“That was the whole aim, to develop strength in depth. I was delighted with the experience those boys gained in the autumn and how they’ve hit the ground running with us in this campaign.
“With the autumn, we made it clear what the autumn series was about, which was to develop and learn about a lot of the players.
“With that goes a bit of the results, but it was about the bigger picture. So far, we’re two from two and we’ve got good momentum which is exactly what we want.”
Wales remain unbeaten after a 21-16 victory over Ireland in Round 1, followed by a pulsating 25-24 win over Scotland at BT Murrayfield in Round 2, as Louis Rees-Zammit turned on the style to help his side come from behind on both occasions against teams reduced to 14 men.
The 2019 champions have scored six tries in their two matches, despite having carried the ball in hand for the least time of any of the six competing nations after two fixtures – with just 968.9m gained in possession.
And Jones puts that down to his side’s efficiency in the contact area, which has seen them make the most of the times when they have the ball in their grasp.
“You’re learning all the time.

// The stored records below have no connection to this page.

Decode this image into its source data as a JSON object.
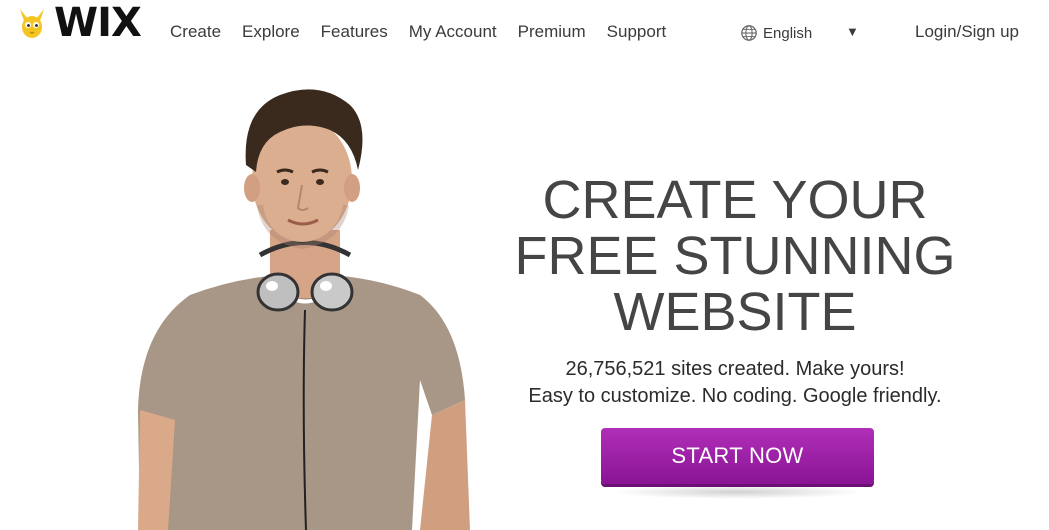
{
  "brand": {
    "logo_text": "WIX",
    "accent_color": "#9a1fa5",
    "logo_icon": "yellow-mascot-icon"
  },
  "nav": {
    "items": [
      {
        "label": "Create"
      },
      {
        "label": "Explore"
      },
      {
        "label": "Features"
      },
      {
        "label": "My Account"
      },
      {
        "label": "Premium"
      },
      {
        "label": "Support"
      }
    ],
    "language": "English",
    "language_icon": "globe-icon",
    "language_arrow": "▼",
    "login": "Login/Sign up"
  },
  "hero": {
    "headline": [
      "CREATE YOUR",
      "FREE STUNNING",
      "WEBSITE"
    ],
    "sub": [
      "26,756,521 sites created. Make yours!",
      "Easy to customize. No coding. Google friendly."
    ],
    "cta": "START NOW",
    "image": "man-with-headphones-photo"
  }
}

It’s as simple as that,” Jones explained. “Whether you’re learning about certain players you work with or law changes that affect something.
“The most recent one was the autumn where the contact area was key. Talking from an attack perspective, efficiency there and how you get the speed of ball to play the want to play is the big focus.
“Speed of ball, how we shape defences, that is our focus point. We just want to do that for longer periods, that is our goal.
“When you attack, you want to control and dictate the speed of the game. Being efficient in the contact area allows you to do that.”
Next up for Wales is an encounter with reigning Guinness Six Nations champions England at Principality Stadium, as they look to secure the Triple Crown with victories over each of the home nations.
And Jones is well aware that Eddie Jones’ defence will be a tough nut to crack in Cardiff next Saturday but his side are more than up for the task in hand – brimming with confidence after two wins on the spin.
“We respect England as they’re Six Nations champions. There is a huge amount of experience in their side. From our perspective, we’re really looking forward to it,” Jones said.
“The players they’ve got, their mindset and repeatability in defence, I respect them in that part of the game. For our attack it’s a great challenge and one we’ve got to really look forward to.
“We know it’s going to be a physical challenge, but we’re back in Cardiff and are two from two. There’s a lot of momentum and huge amount of excitement here.”